The happy surprise of new monthly items, has replaced my deep dislike of in person shopping.  I’m saved from waiting for a changing room or trying to choose between twenty-two identical looking mascaras at Target.  (I don’t know, whichever. Its just mascara.) I’ve enjoyed having items that I wouldn’t have bought for myself, and have slowly learned the joys of replacing some drugstore products with higher end items (Hey, this mascara is actually way better.) In truth, subscription boxes remind me a little of  those days  of having my grandmother as a personal shopper.  While I haven’t reached the point of subscription addiction, I’m glad for the monthly push to be a bit more fashion forward.


About the Author

Lindsay Bosch

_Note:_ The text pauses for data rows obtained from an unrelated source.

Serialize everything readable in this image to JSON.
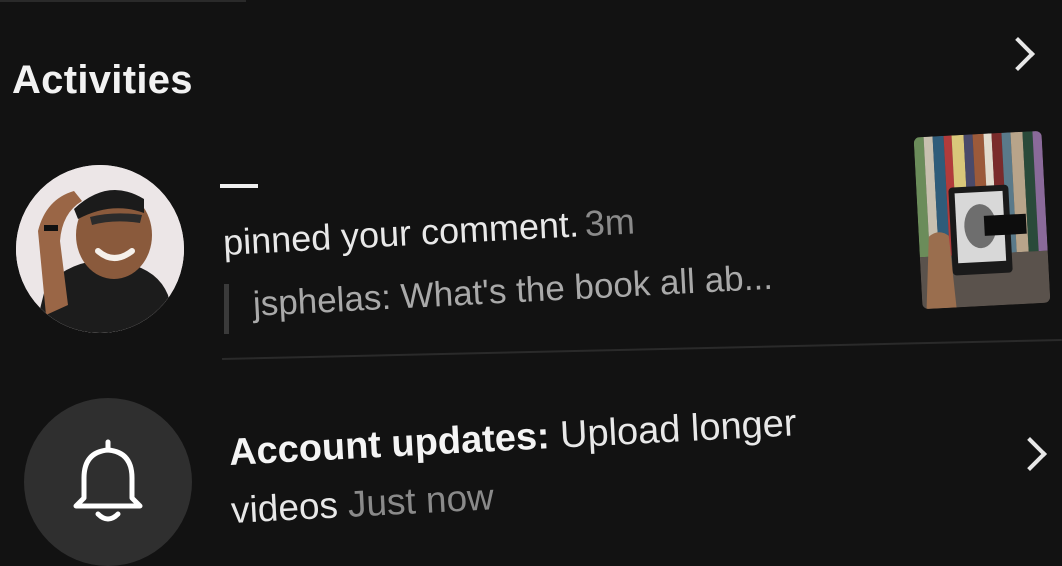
{
  "header": {
    "title": "Activities"
  },
  "activity": {
    "username": "",
    "action_text": "pinned your comment.",
    "time": "3m",
    "comment": "jsphelas: What's the book all ab..."
  },
  "update": {
    "label": "Account updates:",
    "text_part1": "Upload longer",
    "text_part2": "videos",
    "time": "Just now"
  },
  "icons": {
    "activities_chevron": "chevron-right-icon",
    "update_chevron": "chevron-right-icon",
    "bell": "bell-icon"
  },
  "colors": {
    "background": "#121212",
    "primary_text": "#e8e8e8",
    "secondary_text": "#8a8a8a",
    "bell_circle": "#2f2f2f"
  }
}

Lindsay Bosch is an arts and nonprofit manager who has worked in cultural institutions for over decade including the American Library Association, the Art Institute of Chicago and the Chicago Film Festival. Lindsay is interested in the self-driven (and often self taught) trajectory of women’s careers in nonprofits and writes about issues related to leadership, branding and work culture. Lindsay holds a Bachelors degree in Film and Media from Northwestern Univ. and a Masters in Art History, Theory and Criticism from the School of the Art Institute of Chicago. She is the coauthor of the art history textbook Icons of Beauty: Art, Culture and the Image of Women.